» AIM OF THE EXERCISE: The answer must restate every entry exactly as it appears.

» DATA SUPPLIED:
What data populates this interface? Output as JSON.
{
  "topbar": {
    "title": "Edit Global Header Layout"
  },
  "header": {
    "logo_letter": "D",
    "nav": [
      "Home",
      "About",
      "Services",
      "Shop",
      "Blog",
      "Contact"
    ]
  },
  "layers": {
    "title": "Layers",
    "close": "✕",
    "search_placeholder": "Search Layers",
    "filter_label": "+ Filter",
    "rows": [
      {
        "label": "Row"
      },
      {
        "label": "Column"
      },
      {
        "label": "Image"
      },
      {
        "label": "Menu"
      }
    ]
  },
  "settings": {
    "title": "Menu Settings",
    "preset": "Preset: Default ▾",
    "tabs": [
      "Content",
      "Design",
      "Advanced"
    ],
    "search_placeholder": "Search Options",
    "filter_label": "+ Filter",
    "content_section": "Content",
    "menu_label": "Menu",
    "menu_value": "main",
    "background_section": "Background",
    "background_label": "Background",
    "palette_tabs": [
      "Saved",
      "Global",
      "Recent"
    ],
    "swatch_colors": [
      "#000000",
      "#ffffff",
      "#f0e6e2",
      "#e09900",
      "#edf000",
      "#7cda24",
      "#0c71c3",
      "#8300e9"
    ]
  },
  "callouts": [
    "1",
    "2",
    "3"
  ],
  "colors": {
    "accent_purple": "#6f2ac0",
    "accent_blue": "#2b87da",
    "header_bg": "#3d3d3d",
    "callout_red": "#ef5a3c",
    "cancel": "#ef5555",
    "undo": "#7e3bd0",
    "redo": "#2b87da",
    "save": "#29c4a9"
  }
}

» EXERCISE RESPONSE:
What data populates this interface? Output as JSON.
{
  "topbar": {
    "title": "Edit Global Header Layout"
  },
  "header": {
    "logo_letter": "D",
    "nav": [
      "Home",
      "About",
      "Services",
      "Shop",
      "Blog",
      "Contact"
    ]
  },
  "layers": {
    "title": "Layers",
    "close": "✕",
    "search_placeholder": "Search Layers",
    "filter_label": "+ Filter",
    "rows": [
      {
        "label": "Row"
      },
      {
        "label": "Column"
      },
      {
        "label": "Image"
      },
      {
        "label": "Menu"
      }
    ]
  },
  "settings": {
    "title": "Menu Settings",
    "preset": "Preset: Default ▾",
    "tabs": [
      "Content",
      "Design",
      "Advanced"
    ],
    "search_placeholder": "Search Options",
    "filter_label": "+ Filter",
    "content_section": "Content",
    "menu_label": "Menu",
    "menu_value": "main",
    "background_section": "Background",
    "background_label": "Background",
    "palette_tabs": [
      "Saved",
      "Global",
      "Recent"
    ],
    "swatch_colors": [
      "#000000",
      "#ffffff",
      "#f0e6e2",
      "#e09900",
      "#edf000",
      "#7cda24",
      "#0c71c3",
      "#8300e9"
    ]
  },
  "callouts": [
    "1",
    "2",
    "3"
  ],
  "colors": {
    "accent_purple": "#6f2ac0",
    "accent_blue": "#2b87da",
    "header_bg": "#3d3d3d",
    "callout_red": "#ef5a3c",
    "cancel": "#ef5555",
    "undo": "#7e3bd0",
    "redo": "#2b87da",
    "save": "#29c4a9"
  }
}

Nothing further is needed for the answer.